REQUIRED WORK: Which of the lines below holds the string "opencms"? Copy every line that does.

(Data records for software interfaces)
++++++++++++++++++++
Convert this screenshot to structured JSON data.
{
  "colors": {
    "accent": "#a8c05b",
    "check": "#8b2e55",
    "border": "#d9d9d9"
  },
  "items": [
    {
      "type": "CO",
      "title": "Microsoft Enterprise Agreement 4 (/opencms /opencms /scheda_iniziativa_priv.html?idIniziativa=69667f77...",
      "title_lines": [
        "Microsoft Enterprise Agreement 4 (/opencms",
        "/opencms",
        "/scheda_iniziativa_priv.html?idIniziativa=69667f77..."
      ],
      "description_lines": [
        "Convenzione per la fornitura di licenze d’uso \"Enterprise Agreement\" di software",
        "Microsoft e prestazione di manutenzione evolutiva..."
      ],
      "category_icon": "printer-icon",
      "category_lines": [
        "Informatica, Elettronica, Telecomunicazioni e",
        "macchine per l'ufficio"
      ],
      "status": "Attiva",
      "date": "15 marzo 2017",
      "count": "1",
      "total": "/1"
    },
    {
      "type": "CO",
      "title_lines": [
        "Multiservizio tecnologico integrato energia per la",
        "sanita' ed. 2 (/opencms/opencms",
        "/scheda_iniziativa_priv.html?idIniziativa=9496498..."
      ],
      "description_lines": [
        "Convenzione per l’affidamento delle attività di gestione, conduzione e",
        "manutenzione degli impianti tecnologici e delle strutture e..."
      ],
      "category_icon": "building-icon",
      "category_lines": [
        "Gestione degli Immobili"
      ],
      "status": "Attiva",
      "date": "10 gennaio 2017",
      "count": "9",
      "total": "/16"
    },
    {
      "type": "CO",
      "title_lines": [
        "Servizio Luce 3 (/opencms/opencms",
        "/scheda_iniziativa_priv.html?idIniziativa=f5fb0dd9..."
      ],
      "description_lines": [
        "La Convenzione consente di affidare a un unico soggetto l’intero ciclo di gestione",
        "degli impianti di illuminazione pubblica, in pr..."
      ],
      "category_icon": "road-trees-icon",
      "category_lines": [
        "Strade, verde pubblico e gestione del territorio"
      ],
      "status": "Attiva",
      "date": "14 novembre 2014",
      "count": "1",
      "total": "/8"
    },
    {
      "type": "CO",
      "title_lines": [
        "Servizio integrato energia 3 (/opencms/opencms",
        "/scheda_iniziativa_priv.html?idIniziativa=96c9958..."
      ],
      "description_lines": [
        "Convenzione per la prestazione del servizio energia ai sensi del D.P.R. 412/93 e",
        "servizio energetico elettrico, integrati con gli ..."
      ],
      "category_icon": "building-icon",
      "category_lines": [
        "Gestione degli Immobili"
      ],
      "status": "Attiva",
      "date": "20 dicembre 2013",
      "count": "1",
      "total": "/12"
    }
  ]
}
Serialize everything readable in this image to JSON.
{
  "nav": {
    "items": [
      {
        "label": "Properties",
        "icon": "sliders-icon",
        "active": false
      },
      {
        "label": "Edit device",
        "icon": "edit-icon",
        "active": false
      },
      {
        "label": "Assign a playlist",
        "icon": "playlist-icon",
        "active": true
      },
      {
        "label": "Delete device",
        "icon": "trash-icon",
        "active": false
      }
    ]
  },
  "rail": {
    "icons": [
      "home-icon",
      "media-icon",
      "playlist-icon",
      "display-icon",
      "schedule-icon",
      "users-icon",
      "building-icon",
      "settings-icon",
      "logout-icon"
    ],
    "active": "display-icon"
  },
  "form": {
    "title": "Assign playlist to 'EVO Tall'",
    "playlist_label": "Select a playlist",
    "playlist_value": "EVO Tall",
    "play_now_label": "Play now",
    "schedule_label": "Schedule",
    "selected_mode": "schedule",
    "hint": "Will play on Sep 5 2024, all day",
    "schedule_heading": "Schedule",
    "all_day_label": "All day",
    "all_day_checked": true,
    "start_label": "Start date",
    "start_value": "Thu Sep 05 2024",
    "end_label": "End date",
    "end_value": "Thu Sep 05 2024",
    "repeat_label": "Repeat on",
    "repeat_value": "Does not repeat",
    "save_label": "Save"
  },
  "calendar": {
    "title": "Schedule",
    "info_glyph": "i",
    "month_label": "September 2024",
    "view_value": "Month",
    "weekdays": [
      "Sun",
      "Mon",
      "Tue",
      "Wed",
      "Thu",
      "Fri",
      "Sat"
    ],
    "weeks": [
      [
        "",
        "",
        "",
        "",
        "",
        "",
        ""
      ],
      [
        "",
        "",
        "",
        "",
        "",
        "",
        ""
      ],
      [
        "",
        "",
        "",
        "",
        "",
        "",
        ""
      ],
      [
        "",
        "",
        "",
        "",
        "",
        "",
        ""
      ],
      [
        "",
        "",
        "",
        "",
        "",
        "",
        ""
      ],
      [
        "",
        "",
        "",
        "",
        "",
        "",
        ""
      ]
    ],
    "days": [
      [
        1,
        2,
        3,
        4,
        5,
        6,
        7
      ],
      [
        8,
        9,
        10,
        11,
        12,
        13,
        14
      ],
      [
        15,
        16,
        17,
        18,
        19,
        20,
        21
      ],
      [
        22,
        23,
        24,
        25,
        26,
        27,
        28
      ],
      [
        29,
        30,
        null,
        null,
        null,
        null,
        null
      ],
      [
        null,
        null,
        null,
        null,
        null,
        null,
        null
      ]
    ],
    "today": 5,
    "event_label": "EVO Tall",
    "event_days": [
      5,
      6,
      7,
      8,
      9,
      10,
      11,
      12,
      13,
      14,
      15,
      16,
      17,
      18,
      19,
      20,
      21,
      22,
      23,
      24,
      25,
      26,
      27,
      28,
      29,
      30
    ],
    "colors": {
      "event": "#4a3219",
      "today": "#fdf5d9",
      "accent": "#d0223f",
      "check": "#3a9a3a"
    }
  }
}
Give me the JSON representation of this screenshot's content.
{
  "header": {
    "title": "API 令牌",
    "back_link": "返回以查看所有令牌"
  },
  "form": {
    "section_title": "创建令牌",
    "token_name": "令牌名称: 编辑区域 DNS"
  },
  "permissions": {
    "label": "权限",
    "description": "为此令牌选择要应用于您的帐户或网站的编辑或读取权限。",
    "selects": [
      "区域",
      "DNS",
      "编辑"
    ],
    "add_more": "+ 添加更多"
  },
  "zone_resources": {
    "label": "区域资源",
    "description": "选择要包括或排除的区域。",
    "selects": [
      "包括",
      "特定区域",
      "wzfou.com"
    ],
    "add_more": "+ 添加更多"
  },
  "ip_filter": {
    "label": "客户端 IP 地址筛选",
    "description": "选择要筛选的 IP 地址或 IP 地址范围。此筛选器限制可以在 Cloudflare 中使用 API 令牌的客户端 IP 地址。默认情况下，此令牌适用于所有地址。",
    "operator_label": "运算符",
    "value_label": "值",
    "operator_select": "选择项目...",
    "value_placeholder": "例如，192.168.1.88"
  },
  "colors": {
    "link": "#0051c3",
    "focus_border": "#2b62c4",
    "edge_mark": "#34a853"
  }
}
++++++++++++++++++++
TASK SOLUTION:
      "title": "Microsoft Enterprise Agreement 4 (/opencms /opencms /scheda_iniziativa_priv.html?idIniziativa=69667f77...",
        "Microsoft Enterprise Agreement 4 (/opencms",
        "/opencms",
        "sanita' ed. 2 (/opencms/opencms",
        "Servizio Luce 3 (/opencms/opencms",
        "Servizio integrato energia 3 (/opencms/opencms",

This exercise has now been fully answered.